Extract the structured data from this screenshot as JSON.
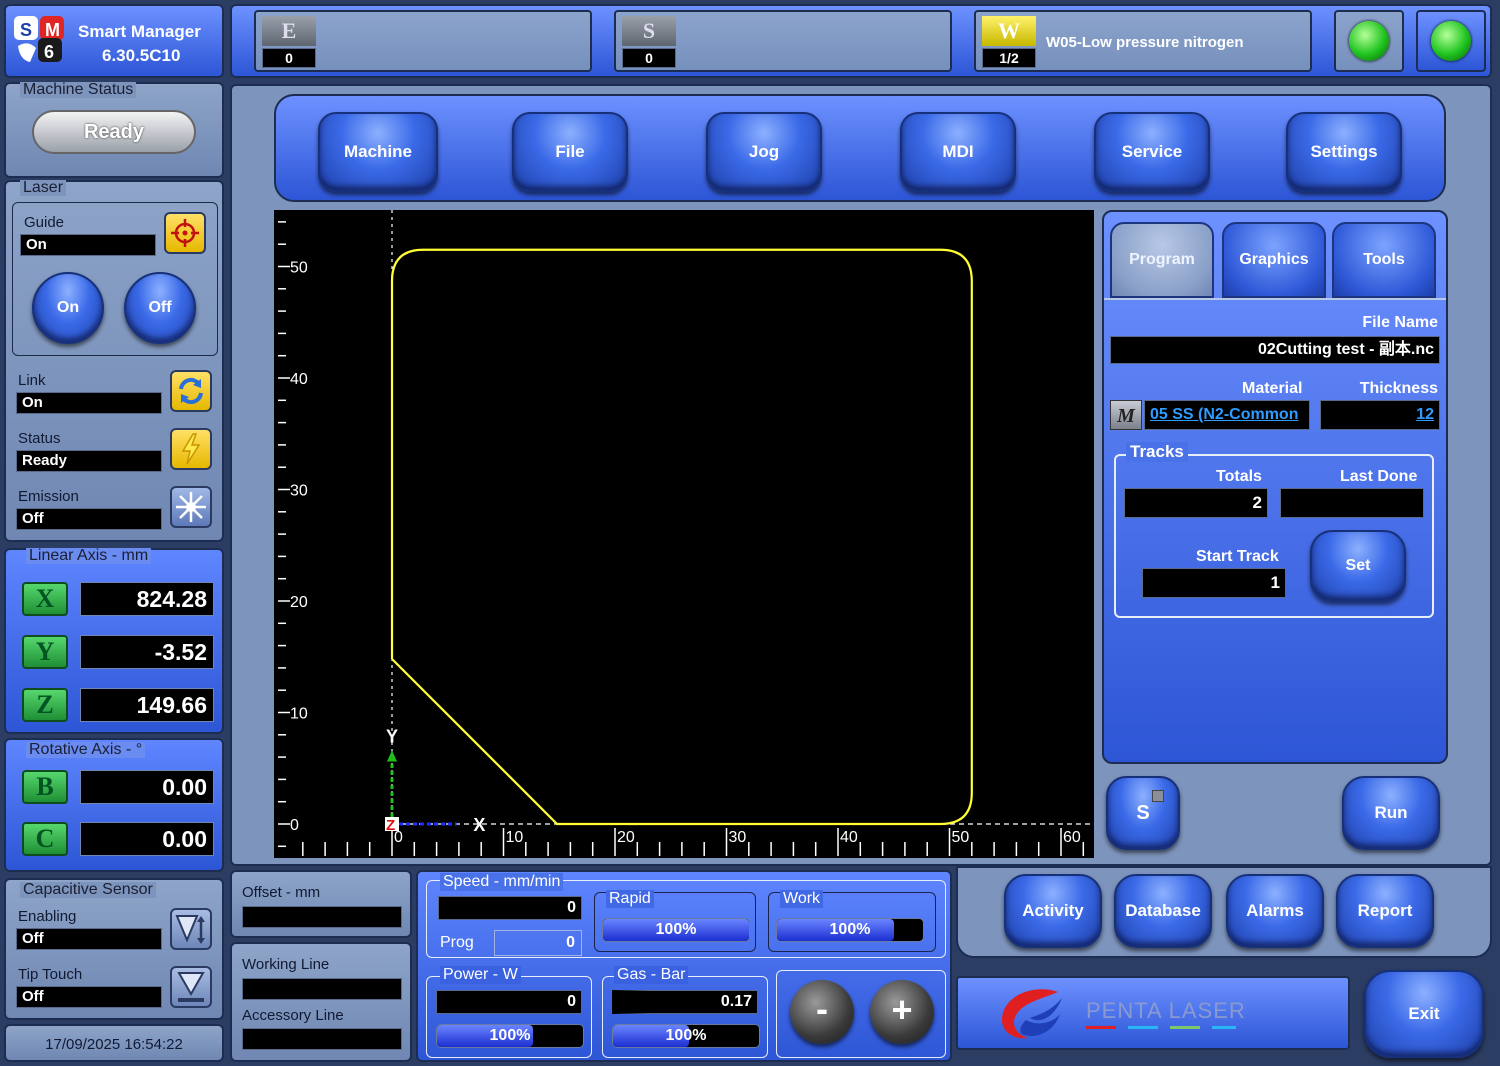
{
  "app": {
    "name": "Smart Manager",
    "version": "6.30.5C10",
    "logo_letters": [
      "S",
      "M",
      "6"
    ]
  },
  "top_status": {
    "e": {
      "letter": "E",
      "count": "0",
      "message": ""
    },
    "s": {
      "letter": "S",
      "count": "0",
      "message": ""
    },
    "w": {
      "letter": "W",
      "count": "1/2",
      "message": "W05-Low pressure nitrogen"
    },
    "led_colors": [
      "#1fc41f",
      "#1fc41f"
    ]
  },
  "machine_status": {
    "caption": "Machine Status",
    "state": "Ready"
  },
  "laser": {
    "caption": "Laser",
    "guide_label": "Guide",
    "guide_value": "On",
    "on_label": "On",
    "off_label": "Off",
    "link_label": "Link",
    "link_value": "On",
    "status_label": "Status",
    "status_value": "Ready",
    "emission_label": "Emission",
    "emission_value": "Off"
  },
  "linear_axis": {
    "caption": "Linear Axis - mm",
    "axes": [
      {
        "name": "X",
        "value": "824.28"
      },
      {
        "name": "Y",
        "value": "-3.52"
      },
      {
        "name": "Z",
        "value": "149.66"
      }
    ]
  },
  "rotative_axis": {
    "caption": "Rotative Axis - °",
    "axes": [
      {
        "name": "B",
        "value": "0.00"
      },
      {
        "name": "C",
        "value": "0.00"
      }
    ]
  },
  "capacitive_sensor": {
    "caption": "Capacitive Sensor",
    "enabling_label": "Enabling",
    "enabling_value": "Off",
    "tip_touch_label": "Tip Touch",
    "tip_touch_value": "Off"
  },
  "datetime": "17/09/2025 16:54:22",
  "nav": [
    "Machine",
    "File",
    "Jog",
    "MDI",
    "Service",
    "Settings"
  ],
  "graphics": {
    "x_ticks": [
      "0",
      "10",
      "20",
      "30",
      "40",
      "50",
      "60"
    ],
    "y_ticks": [
      "0",
      "10",
      "20",
      "30",
      "40",
      "50"
    ],
    "x_axis_label": "X",
    "y_axis_label": "Y",
    "z_axis_label": "Z",
    "path_color": "#ffff33"
  },
  "right_panel": {
    "tabs": [
      "Program",
      "Graphics",
      "Tools"
    ],
    "file_name_label": "File Name",
    "file_name": "02Cutting test - 副本.nc",
    "material_label": "Material",
    "material": "05 SS (N2-Common",
    "material_icon_text": "M",
    "thickness_label": "Thickness",
    "thickness": "12",
    "tracks": {
      "caption": "Tracks",
      "totals_label": "Totals",
      "totals": "2",
      "last_done_label": "Last Done",
      "last_done": "",
      "start_track_label": "Start Track",
      "start_track": "1",
      "set_label": "Set"
    },
    "s_button": "S",
    "run_label": "Run"
  },
  "offset": {
    "caption": "Offset - mm",
    "value": "",
    "working_line_label": "Working Line",
    "working_line": "",
    "accessory_line_label": "Accessory Line",
    "accessory_line": ""
  },
  "speed": {
    "caption": "Speed - mm/min",
    "value": "0",
    "prog_label": "Prog",
    "prog_value": "0",
    "rapid_caption": "Rapid",
    "rapid": "100%",
    "rapid_fraction": 1.0,
    "work_caption": "Work",
    "work": "100%",
    "work_fraction": 0.8
  },
  "power": {
    "caption": "Power - W",
    "value": "0",
    "pct": "100%",
    "fraction": 0.66
  },
  "gas": {
    "caption": "Gas - Bar",
    "value": "0.17",
    "pct": "100%",
    "fraction": 0.52
  },
  "minus_label": "-",
  "plus_label": "+",
  "bottom_buttons": [
    "Activity",
    "Database",
    "Alarms",
    "Report"
  ],
  "brand": "PENTA LASER",
  "exit_label": "Exit"
}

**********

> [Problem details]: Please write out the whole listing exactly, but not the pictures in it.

> [Result of this task]:
Extract the structured data from this screenshot as JSON.
{
  "app": {
    "name": "Smart Manager",
    "version": "6.30.5C10",
    "logo_letters": [
      "S",
      "M",
      "6"
    ]
  },
  "top_status": {
    "e": {
      "letter": "E",
      "count": "0",
      "message": ""
    },
    "s": {
      "letter": "S",
      "count": "0",
      "message": ""
    },
    "w": {
      "letter": "W",
      "count": "1/2",
      "message": "W05-Low pressure nitrogen"
    },
    "led_colors": [
      "#1fc41f",
      "#1fc41f"
    ]
  },
  "machine_status": {
    "caption": "Machine Status",
    "state": "Ready"
  },
  "laser": {
    "caption": "Laser",
    "guide_label": "Guide",
    "guide_value": "On",
    "on_label": "On",
    "off_label": "Off",
    "link_label": "Link",
    "link_value": "On",
    "status_label": "Status",
    "status_value": "Ready",
    "emission_label": "Emission",
    "emission_value": "Off"
  },
  "linear_axis": {
    "caption": "Linear Axis - mm",
    "axes": [
      {
        "name": "X",
        "value": "824.28"
      },
      {
        "name": "Y",
        "value": "-3.52"
      },
      {
        "name": "Z",
        "value": "149.66"
      }
    ]
  },
  "rotative_axis": {
    "caption": "Rotative Axis - °",
    "axes": [
      {
        "name": "B",
        "value": "0.00"
      },
      {
        "name": "C",
        "value": "0.00"
      }
    ]
  },
  "capacitive_sensor": {
    "caption": "Capacitive Sensor",
    "enabling_label": "Enabling",
    "enabling_value": "Off",
    "tip_touch_label": "Tip Touch",
    "tip_touch_value": "Off"
  },
  "datetime": "17/09/2025 16:54:22",
  "nav": [
    "Machine",
    "File",
    "Jog",
    "MDI",
    "Service",
    "Settings"
  ],
  "graphics": {
    "x_ticks": [
      "0",
      "10",
      "20",
      "30",
      "40",
      "50",
      "60"
    ],
    "y_ticks": [
      "0",
      "10",
      "20",
      "30",
      "40",
      "50"
    ],
    "x_axis_label": "X",
    "y_axis_label": "Y",
    "z_axis_label": "Z",
    "path_color": "#ffff33"
  },
  "right_panel": {
    "tabs": [
      "Program",
      "Graphics",
      "Tools"
    ],
    "file_name_label": "File Name",
    "file_name": "02Cutting test - 副本.nc",
    "material_label": "Material",
    "material": "05 SS (N2-Common",
    "material_icon_text": "M",
    "thickness_label": "Thickness",
    "thickness": "12",
    "tracks": {
      "caption": "Tracks",
      "totals_label": "Totals",
      "totals": "2",
      "last_done_label": "Last Done",
      "last_done": "",
      "start_track_label": "Start Track",
      "start_track": "1",
      "set_label": "Set"
    },
    "s_button": "S",
    "run_label": "Run"
  },
  "offset": {
    "caption": "Offset - mm",
    "value": "",
    "working_line_label": "Working Line",
    "working_line": "",
    "accessory_line_label": "Accessory Line",
    "accessory_line": ""
  },
  "speed": {
    "caption": "Speed - mm/min",
    "value": "0",
    "prog_label": "Prog",
    "prog_value": "0",
    "rapid_caption": "Rapid",
    "rapid": "100%",
    "rapid_fraction": 1.0,
    "work_caption": "Work",
    "work": "100%",
    "work_fraction": 0.8
  },
  "power": {
    "caption": "Power - W",
    "value": "0",
    "pct": "100%",
    "fraction": 0.66
  },
  "gas": {
    "caption": "Gas - Bar",
    "value": "0.17",
    "pct": "100%",
    "fraction": 0.52
  },
  "minus_label": "-",
  "plus_label": "+",
  "bottom_buttons": [
    "Activity",
    "Database",
    "Alarms",
    "Report"
  ],
  "brand": "PENTA LASER",
  "exit_label": "Exit"
}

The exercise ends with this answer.